Inline auto translations

In the image showing the inline actions, we saw a missing translation for the app title in Spanish. Now, if you don’t speak Spanish but want to provide at least some translation instead of nothing, you can leverage the auto-translate feature of i18n-ally. A click on the globe icon performs the translation and updates the translation file with it. You see the result in the image above. This translation might be slightly wrong but is better than a blank screen and can be improved by a Spanish speaker in the future, which brings us to the next feature.

i18n-ally editor and review system

Now, if at some later point somebody sees the translation and wants to propose an improved translation, the i18n-ally editor and review system can be helpful. As you can see in the image above, you can add a description to the translation, review existing translations, make proposals for an improved translation, and even discuss them. All this metadata is stored in the i18n-ally-reviews.yml file and can be committed into git to be under source control. Therefore, the metadata added with i18n-ally stays in sync with your code and stays under your control. The discussion from above with the added description is stored in a format as in the following image:

i18n-ally-reviews.yml

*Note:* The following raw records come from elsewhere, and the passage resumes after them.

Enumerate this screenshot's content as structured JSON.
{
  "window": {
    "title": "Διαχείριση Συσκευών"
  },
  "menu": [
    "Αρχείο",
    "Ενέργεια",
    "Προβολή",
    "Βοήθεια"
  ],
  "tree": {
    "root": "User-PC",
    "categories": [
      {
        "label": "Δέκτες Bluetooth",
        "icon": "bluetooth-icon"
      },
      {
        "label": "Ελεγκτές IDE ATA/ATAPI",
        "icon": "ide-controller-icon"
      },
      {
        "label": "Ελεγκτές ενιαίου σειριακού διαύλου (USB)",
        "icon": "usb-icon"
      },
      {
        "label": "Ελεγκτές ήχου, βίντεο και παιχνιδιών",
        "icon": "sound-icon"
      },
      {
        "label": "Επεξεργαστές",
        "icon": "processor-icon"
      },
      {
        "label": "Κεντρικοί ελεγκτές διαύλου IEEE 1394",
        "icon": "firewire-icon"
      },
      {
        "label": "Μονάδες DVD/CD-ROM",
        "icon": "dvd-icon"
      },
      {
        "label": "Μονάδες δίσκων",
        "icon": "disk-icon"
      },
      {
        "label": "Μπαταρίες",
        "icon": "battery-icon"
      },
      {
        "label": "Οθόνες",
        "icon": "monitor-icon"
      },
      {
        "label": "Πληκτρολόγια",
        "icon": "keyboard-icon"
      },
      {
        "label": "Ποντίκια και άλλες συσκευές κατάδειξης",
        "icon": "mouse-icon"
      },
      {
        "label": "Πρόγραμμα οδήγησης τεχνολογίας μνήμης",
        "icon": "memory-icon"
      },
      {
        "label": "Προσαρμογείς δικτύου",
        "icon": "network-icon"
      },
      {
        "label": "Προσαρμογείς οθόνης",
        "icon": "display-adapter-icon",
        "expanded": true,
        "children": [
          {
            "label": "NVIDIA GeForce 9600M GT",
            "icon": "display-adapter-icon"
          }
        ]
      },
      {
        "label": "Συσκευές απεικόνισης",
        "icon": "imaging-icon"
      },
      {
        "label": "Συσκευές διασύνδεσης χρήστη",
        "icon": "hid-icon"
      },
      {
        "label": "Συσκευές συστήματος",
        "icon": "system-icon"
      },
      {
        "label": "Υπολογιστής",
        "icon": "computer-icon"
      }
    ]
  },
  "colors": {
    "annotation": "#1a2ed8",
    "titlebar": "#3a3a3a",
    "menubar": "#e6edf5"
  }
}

So, what do you think? Does i18n-ally hold up to its promise to be an “All in one i18n extension for VS Code”? For me it does. So far it did cover all requirements I had when being tasked with implementing and maintaining i18n in a project.

Conclusion

As with most things, i18n-ally isn’t the holy grail, but it’s amazing how a simple Visual Studio Code Extension, based solely on local files and configuration, can simplify your life as a developer. Even with the hurdle of writing some regex to support the i18n framework of your choice, it’s still worth it to invest the time. Especially, when you must develop and support a large application. Of course, if you only have 10 translations that don’t change often, you won’t be impressed by this tool, but even then, it can be useful. However, as soon as you start to experience the pains of a growing translation file or work with multiple people, you will start to see the real benefit:

No more tedious managing tasks, unused or outdated translations, and most important no more missing translations in shipped code. Yep, they are a real pain!